**Assignment:**
Could you give back the whole listing exactly as written?

↓↓↓

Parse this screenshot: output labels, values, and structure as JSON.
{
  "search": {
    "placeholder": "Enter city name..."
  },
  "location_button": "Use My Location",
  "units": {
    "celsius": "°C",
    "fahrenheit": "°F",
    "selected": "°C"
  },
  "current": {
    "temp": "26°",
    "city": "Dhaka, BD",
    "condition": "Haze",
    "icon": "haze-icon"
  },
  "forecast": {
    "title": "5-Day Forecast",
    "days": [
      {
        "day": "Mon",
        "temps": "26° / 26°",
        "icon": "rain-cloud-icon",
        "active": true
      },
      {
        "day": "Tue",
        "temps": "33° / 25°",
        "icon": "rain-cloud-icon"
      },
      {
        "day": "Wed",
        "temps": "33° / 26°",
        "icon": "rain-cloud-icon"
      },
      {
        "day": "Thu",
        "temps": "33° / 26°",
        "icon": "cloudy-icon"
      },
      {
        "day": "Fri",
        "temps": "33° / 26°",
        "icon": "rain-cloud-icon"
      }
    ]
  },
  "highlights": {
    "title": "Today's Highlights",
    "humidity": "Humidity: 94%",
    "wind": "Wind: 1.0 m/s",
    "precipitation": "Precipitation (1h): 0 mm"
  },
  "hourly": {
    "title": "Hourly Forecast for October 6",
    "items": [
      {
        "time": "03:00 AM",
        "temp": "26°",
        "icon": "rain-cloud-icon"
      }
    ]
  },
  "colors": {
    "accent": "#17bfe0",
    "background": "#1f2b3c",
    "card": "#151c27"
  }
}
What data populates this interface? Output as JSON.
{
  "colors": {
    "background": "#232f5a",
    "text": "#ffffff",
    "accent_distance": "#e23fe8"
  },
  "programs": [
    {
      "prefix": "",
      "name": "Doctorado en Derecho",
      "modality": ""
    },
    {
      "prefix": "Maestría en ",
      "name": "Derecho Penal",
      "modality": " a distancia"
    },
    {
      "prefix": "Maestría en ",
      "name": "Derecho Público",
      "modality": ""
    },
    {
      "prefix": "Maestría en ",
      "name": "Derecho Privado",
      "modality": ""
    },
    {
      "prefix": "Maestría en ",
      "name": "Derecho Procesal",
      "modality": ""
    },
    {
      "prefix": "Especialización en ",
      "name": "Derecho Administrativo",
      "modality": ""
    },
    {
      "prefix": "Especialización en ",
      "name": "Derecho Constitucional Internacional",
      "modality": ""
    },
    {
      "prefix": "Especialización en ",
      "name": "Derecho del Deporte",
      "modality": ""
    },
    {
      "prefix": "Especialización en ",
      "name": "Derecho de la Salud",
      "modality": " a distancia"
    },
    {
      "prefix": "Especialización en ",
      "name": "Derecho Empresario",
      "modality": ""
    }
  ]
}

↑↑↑

**Result for this task:**
Parse this screenshot: output labels, values, and structure as JSON.
{
  "search": {
    "placeholder": "Enter city name..."
  },
  "location_button": "Use My Location",
  "units": {
    "celsius": "°C",
    "fahrenheit": "°F",
    "selected": "°C"
  },
  "current": {
    "temp": "26°",
    "city": "Dhaka, BD",
    "condition": "Haze",
    "icon": "haze-icon"
  },
  "forecast": {
    "title": "5-Day Forecast",
    "days": [
      {
        "day": "Mon",
        "temps": "26° / 26°",
        "icon": "rain-cloud-icon",
        "active": true
      },
      {
        "day": "Tue",
        "temps": "33° / 25°",
        "icon": "rain-cloud-icon"
      },
      {
        "day": "Wed",
        "temps": "33° / 26°",
        "icon": "rain-cloud-icon"
      },
      {
        "day": "Thu",
        "temps": "33° / 26°",
        "icon": "cloudy-icon"
      },
      {
        "day": "Fri",
        "temps": "33° / 26°",
        "icon": "rain-cloud-icon"
      }
    ]
  },
  "highlights": {
    "title": "Today's Highlights",
    "humidity": "Humidity: 94%",
    "wind": "Wind: 1.0 m/s",
    "precipitation": "Precipitation (1h): 0 mm"
  },
  "hourly": {
    "title": "Hourly Forecast for October 6",
    "items": [
      {
        "time": "03:00 AM",
        "temp": "26°",
        "icon": "rain-cloud-icon"
      }
    ]
  },
  "colors": {
    "accent": "#17bfe0",
    "background": "#1f2b3c",
    "card": "#151c27"
  }
}
What data populates this interface? Output as JSON.
{
  "colors": {
    "background": "#232f5a",
    "text": "#ffffff",
    "accent_distance": "#e23fe8"
  },
  "programs": [
    {
      "prefix": "",
      "name": "Doctorado en Derecho",
      "modality": ""
    },
    {
      "prefix": "Maestría en ",
      "name": "Derecho Penal",
      "modality": " a distancia"
    },
    {
      "prefix": "Maestría en ",
      "name": "Derecho Público",
      "modality": ""
    },
    {
      "prefix": "Maestría en ",
      "name": "Derecho Privado",
      "modality": ""
    },
    {
      "prefix": "Maestría en ",
      "name": "Derecho Procesal",
      "modality": ""
    },
    {
      "prefix": "Especialización en ",
      "name": "Derecho Administrativo",
      "modality": ""
    },
    {
      "prefix": "Especialización en ",
      "name": "Derecho Constitucional Internacional",
      "modality": ""
    },
    {
      "prefix": "Especialización en ",
      "name": "Derecho del Deporte",
      "modality": ""
    },
    {
      "prefix": "Especialización en ",
      "name": "Derecho de la Salud",
      "modality": " a distancia"
    },
    {
      "prefix": "Especialización en ",
      "name": "Derecho Empresario",
      "modality": ""
    }
  ]
}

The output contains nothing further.